**Task instructions:**
What is the number of lines in the entries that contain the word "title"? Answer with that figure alone.

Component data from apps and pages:

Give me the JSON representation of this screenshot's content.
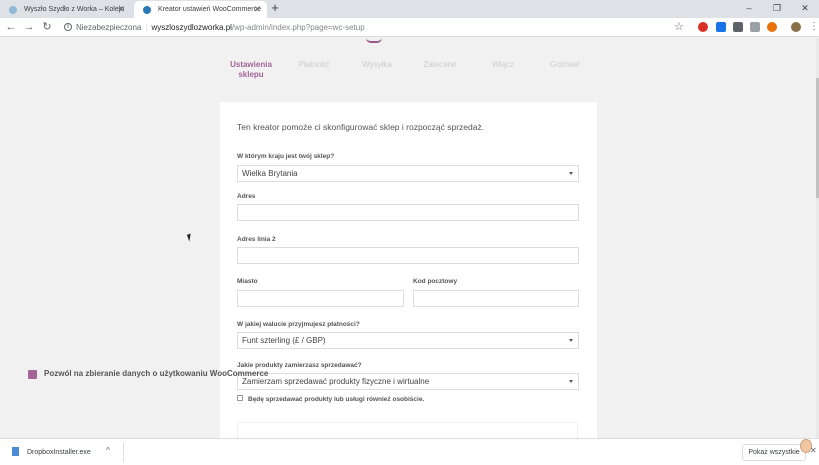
{
  "browser": {
    "tabs": [
      {
        "title": "Wyszło Szydło z Worka – Kolejn",
        "active": false
      },
      {
        "title": "Kreator ustawień WooCommerce",
        "active": true
      }
    ],
    "new_tab": "+",
    "window_controls": {
      "minimize": "–",
      "maximize": "❐",
      "close": "✕"
    },
    "nav": {
      "back": "←",
      "forward": "→",
      "reload": "↻"
    },
    "address": {
      "security_label": "Niezabezpieczona",
      "separator": "|",
      "host": "wyszloszydlozworka.pl",
      "path": "/wp-admin/index.php?page=wc-setup"
    },
    "extension_colors": [
      "#d93025",
      "#1a73e8",
      "#5f6368",
      "#9aa0a6",
      "#e8710a",
      "#8b6f47"
    ]
  },
  "wizard": {
    "steps": [
      {
        "label": "Ustawienia sklepu",
        "active": true
      },
      {
        "label": "Płatność",
        "active": false
      },
      {
        "label": "Wysyłka",
        "active": false
      },
      {
        "label": "Zalecane",
        "active": false
      },
      {
        "label": "Włącz",
        "active": false
      },
      {
        "label": "Gotowe!",
        "active": false
      }
    ],
    "intro": "Ten kreator pomoże ci skonfigurować sklep i rozpocząć sprzedaż.",
    "country": {
      "label": "W którym kraju jest twój sklep?",
      "value": "Wielka Brytania"
    },
    "address": {
      "label": "Adres",
      "value": ""
    },
    "address2": {
      "label": "Adres linia 2",
      "value": ""
    },
    "city": {
      "label": "Miasto",
      "value": ""
    },
    "postcode": {
      "label": "Kod pocztowy",
      "value": ""
    },
    "currency": {
      "label": "W jakiej walucie przyjmujesz płatności?",
      "value": "Funt szterling (£ / GBP)"
    },
    "products": {
      "label": "Jakie produkty zamierzasz sprzedawać?",
      "value": "Zamierzam sprzedawać produkty fizyczne i wirtualne"
    },
    "in_person": {
      "label": "Będę sprzedawać produkty lub usługi również osobiście.",
      "checked": false
    },
    "tracking": {
      "label": "Pozwól na zbieranie danych o użytkowaniu WooCommerce",
      "checked": true
    }
  },
  "downloads": {
    "file": "DropboxInstaller.exe",
    "chevron": "^",
    "show_all": "Pokaż wszystkie",
    "close": "✕"
  }
}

**Answer for this exercise:**
2